The interior of a public library.
- An example of a library is 10 mystery novels that you own.
- An example of a library is a room in your house with bookshelves and lots of books.
- An example of a library is a building you visit in your town where you are allowed to get a card to check out books.
- a collection of books, periodicals, musical scores, films, phonograph records, etc., esp. a large, systematically arranged collection for reading or reference
- a room or building where such a collection is kept
- a public or private institution in charge of the care and circulation of such a collection
- a set or series of books issued in a single format by a publishing house
- any collection of things that is organized for a particular purpose: a software library
Origin of libraryMiddle English librarie ; from Old French ; from libraire, copyist ; from Classical Latin librarius, noun , transcriber of books, adj., of books ; from liber, a book, origin, originally inner bark or rind of a tree (which was written on) ; from Indo-European base an unverified form leubh-, to peel off from source leaf, Classical Greek lepein, to strip off rind
- a. A place in which reading materials, such as books, periodicals, and newspapers, and often other materials such as musical and video recordings, are kept for use or lending.b. A collection of such materials, especially when systematically arranged.c. A room in a private home for such a collection.d. An institution or foundation maintaining such a collection.

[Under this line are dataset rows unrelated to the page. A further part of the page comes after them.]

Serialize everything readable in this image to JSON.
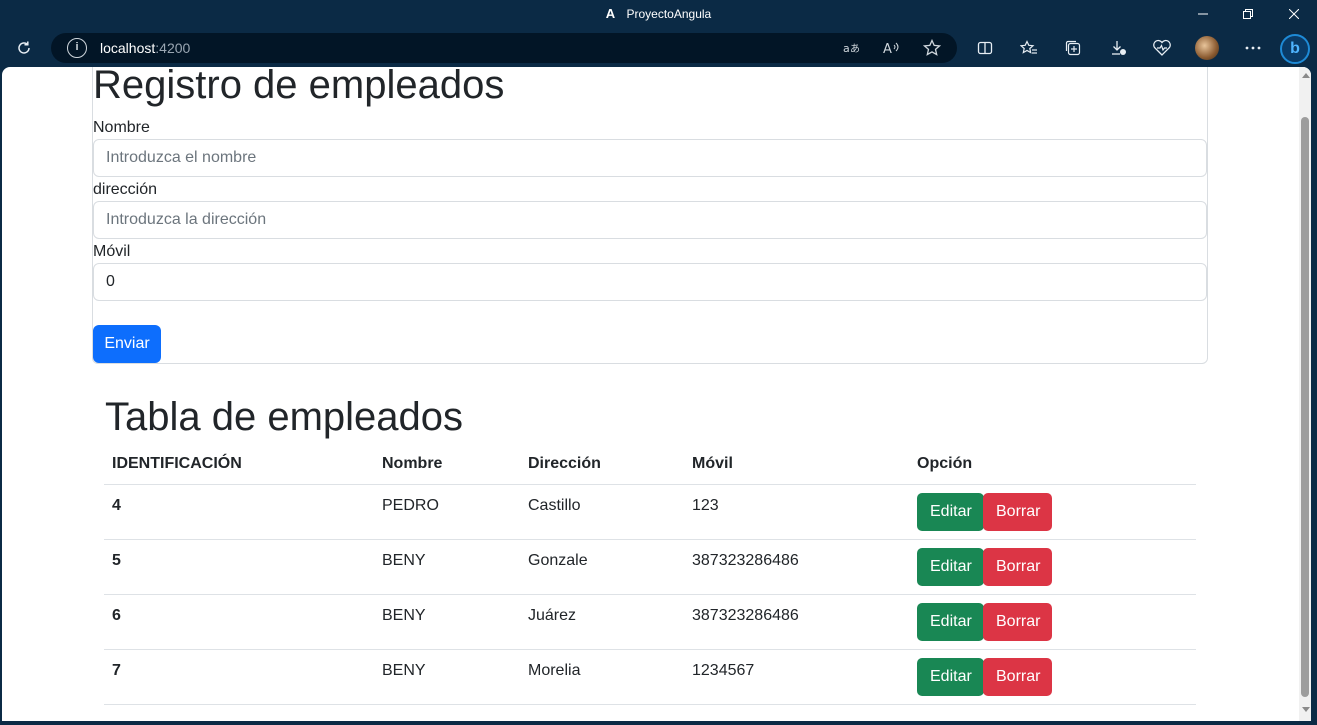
{
  "window": {
    "title": "ProyectoAngula",
    "app_logo": "A"
  },
  "browser": {
    "address_host": "localhost",
    "address_port": ":4200",
    "toolbar_icons": [
      "refresh-icon",
      "info-icon",
      "translate-icon",
      "read-aloud-icon",
      "favorite-star-icon",
      "split-screen-icon",
      "favorites-icon",
      "collections-icon",
      "downloads-icon",
      "browser-essentials-icon",
      "profile-avatar",
      "more-icon",
      "bing-copilot-icon"
    ]
  },
  "form": {
    "title": "Registro de empleados",
    "name_label": "Nombre",
    "name_placeholder": "Introduzca el nombre",
    "address_label": "dirección",
    "address_placeholder": "Introduzca la dirección",
    "mobile_label": "Móvil",
    "mobile_value": "0",
    "submit_label": "Enviar"
  },
  "table": {
    "title": "Tabla de empleados",
    "headers": {
      "id": "IDENTIFICACIÓN",
      "name": "Nombre",
      "address": "Dirección",
      "mobile": "Móvil",
      "option": "Opción"
    },
    "rows": [
      {
        "id": "4",
        "name": "PEDRO",
        "address": "Castillo",
        "mobile": "123",
        "edit": "Editar",
        "delete": "Borrar"
      },
      {
        "id": "5",
        "name": "BENY",
        "address": "Gonzale",
        "mobile": "387323286486",
        "edit": "Editar",
        "delete": "Borrar"
      },
      {
        "id": "6",
        "name": "BENY",
        "address": "Juárez",
        "mobile": "387323286486",
        "edit": "Editar",
        "delete": "Borrar"
      },
      {
        "id": "7",
        "name": "BENY",
        "address": "Morelia",
        "mobile": "1234567",
        "edit": "Editar",
        "delete": "Borrar"
      }
    ]
  },
  "colors": {
    "primary": "#0d6efd",
    "success": "#198754",
    "danger": "#dc3545",
    "chrome": "#0b2a45"
  }
}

- A set of things similar to a library in appearance, function, or organization, especially:a. A series of books issued by a publisher.b. A collection of standard routines used in computer programs, usually stored as an executable file.c. A collection of cloned DNA sequences whose location and identity can be established by mapping the genome of a particular organism.d. A collection of proteins generated from the collected DNA sequences that express them, used for tracking metabolic functions of proteins in diseases such as cancer, for the synthesis of new drugs, and for other proteomics research.
Origin of libraryMiddle English librarie, from Anglo-Norman, from Latin librārium, bookcase, from neuter of librārius, of books, from liber, libr-, inner bark of trees used as a writing material, book.

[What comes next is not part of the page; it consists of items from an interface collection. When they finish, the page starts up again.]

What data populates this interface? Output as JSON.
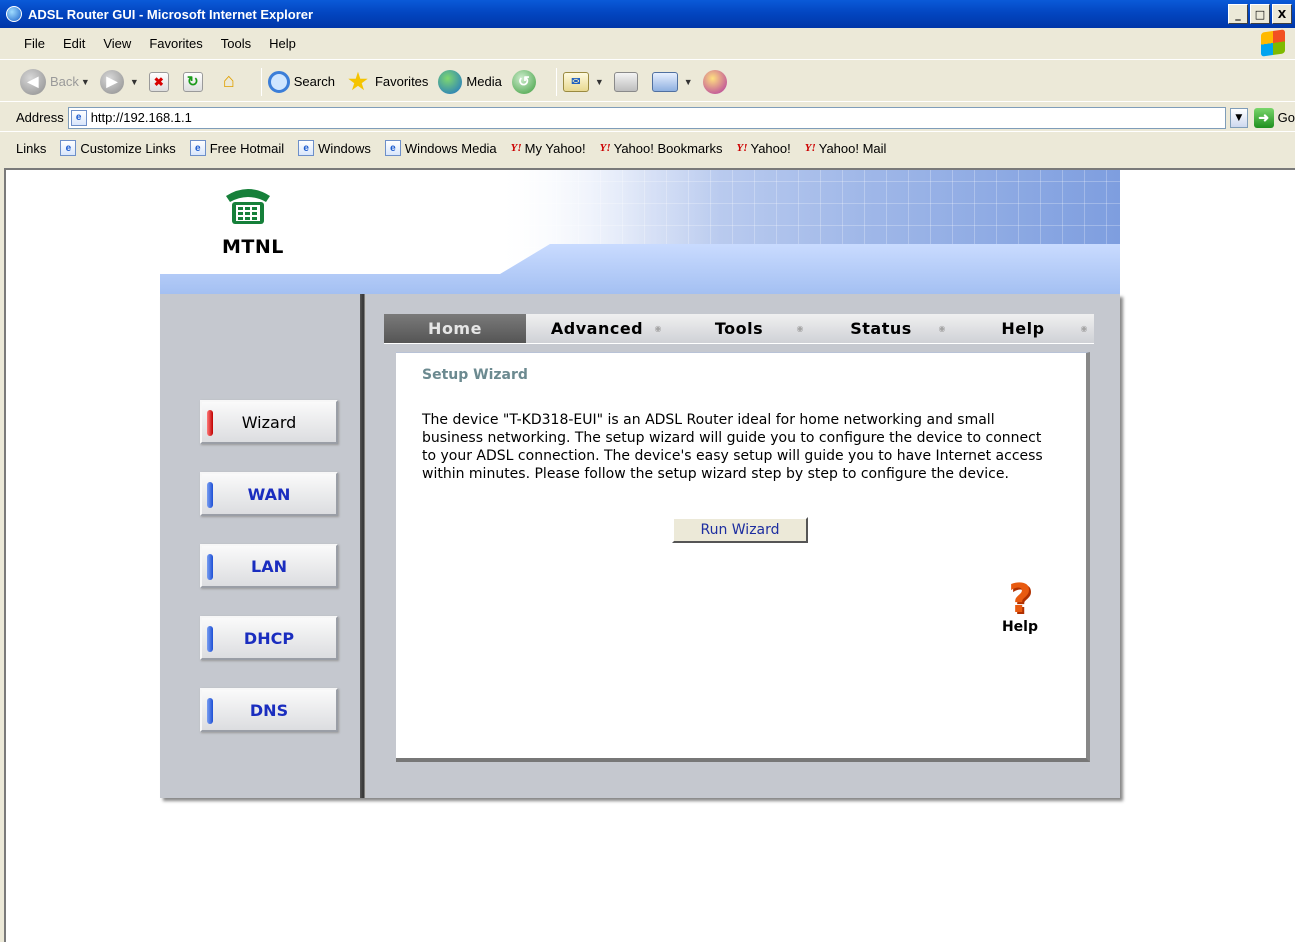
{
  "window": {
    "title": "ADSL Router GUI - Microsoft Internet Explorer",
    "minimize": "_",
    "maximize": "□",
    "close": "X"
  },
  "menu": {
    "items": [
      {
        "label": "File"
      },
      {
        "label": "Edit"
      },
      {
        "label": "View"
      },
      {
        "label": "Favorites"
      },
      {
        "label": "Tools"
      },
      {
        "label": "Help"
      }
    ]
  },
  "toolbar": {
    "back": "Back",
    "search": "Search",
    "favorites": "Favorites",
    "media": "Media"
  },
  "address": {
    "label": "Address",
    "url": "http://192.168.1.1",
    "go": "Go"
  },
  "links": {
    "label": "Links",
    "items": [
      {
        "label": "Customize Links",
        "icon": "ie-page-icon"
      },
      {
        "label": "Free Hotmail",
        "icon": "ie-page-icon"
      },
      {
        "label": "Windows",
        "icon": "ie-page-icon"
      },
      {
        "label": "Windows Media",
        "icon": "ie-page-icon"
      },
      {
        "label": "My Yahoo!",
        "icon": "yahoo-icon"
      },
      {
        "label": "Yahoo! Bookmarks",
        "icon": "yahoo-icon"
      },
      {
        "label": "Yahoo!",
        "icon": "yahoo-icon"
      },
      {
        "label": "Yahoo! Mail",
        "icon": "yahoo-icon"
      }
    ]
  },
  "router": {
    "logo_text": "MTNL",
    "tabs": [
      {
        "label": "Home",
        "active": true
      },
      {
        "label": "Advanced",
        "active": false
      },
      {
        "label": "Tools",
        "active": false
      },
      {
        "label": "Status",
        "active": false
      },
      {
        "label": "Help",
        "active": false
      }
    ],
    "sidebar": [
      {
        "label": "Wizard",
        "active": true
      },
      {
        "label": "WAN",
        "active": false
      },
      {
        "label": "LAN",
        "active": false
      },
      {
        "label": "DHCP",
        "active": false
      },
      {
        "label": "DNS",
        "active": false
      }
    ],
    "content": {
      "title": "Setup Wizard",
      "body": "The device \"T-KD318-EUI\" is an ADSL Router ideal for home networking and small business networking. The setup wizard will guide you to configure the device to connect to your ADSL connection. The device's easy setup will guide you to have Internet access within minutes. Please follow the setup wizard step by step to configure the device.",
      "run_button": "Run Wizard",
      "help_label": "Help"
    }
  },
  "colors": {
    "titlebar": "#0346c1",
    "frame_gray": "#c5c8cf",
    "sidebar_text": "#1a2dbf",
    "active_led": "#c00000",
    "section_title": "#6c8a90",
    "help_orange": "#e85a10"
  }
}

- An institution which holds books and/or other forms of stored information for use by the public or qualified people. It is usual, but not a defining feature of a library, for it to be housed in rooms of a building, to lend items of its collection to members either with or without payment, and to provide various other services for its community of users.

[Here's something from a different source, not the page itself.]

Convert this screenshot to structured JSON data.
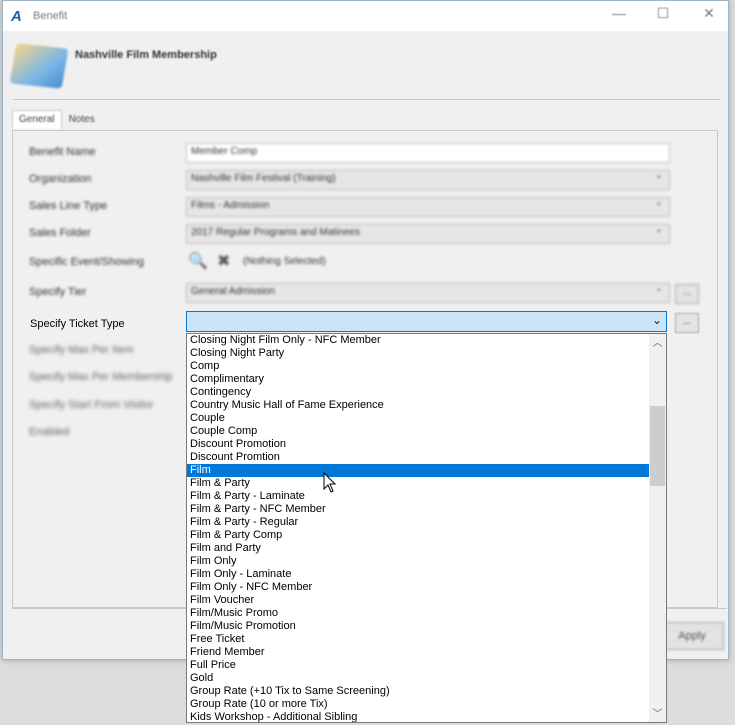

- A collection of books or other forms of stored information.
- An equivalent collection of analogous information in a non-printed form, e.g. record library
- (computer science) A collection of software subprograms that provides functionality, to be incorporated into or used by a computer program.
- Foreign words of similar form to library but differing in meaning include French librairie (“bookshop") ,Italian libreria (“bookshop") and Portuguese livraria (“bookshop").
Middle English librarie, from Anglo-Norman librarie, from Old French librairie, from Latin librarium (“bookcase, chest for books"), from librarius (“concerning books"), from liber (“the inner bark of trees, paper, parchment, book"), probably derived from a Proto-Indo-European base *leub(h) (“to strip, to peel"). Displaced native Middle English bochus, bochous (“library, bookhouse") (from Old English bÅchÅ«s (“library, bookhouse")).
library - Computer Definition
(1) See Windows Libraries.
(2) Any electronic collection of files or links to files. For example, the Library in Apple's iTunes software includes music, movies, TV shows, books, apps, ringtones and Internet radio links.
(3) A collection of software routines that programmers incorporate into their applications. The library routines are linked into the program when it is compiled. See class library.
(4) In the Unix/Linux world, an executable software module that augments the operating system's functionality. The equivalent in the Windows world is called a "dynamic link library" (see DLL).
(5) A collection of offline program or data files on disk or tape. See data library.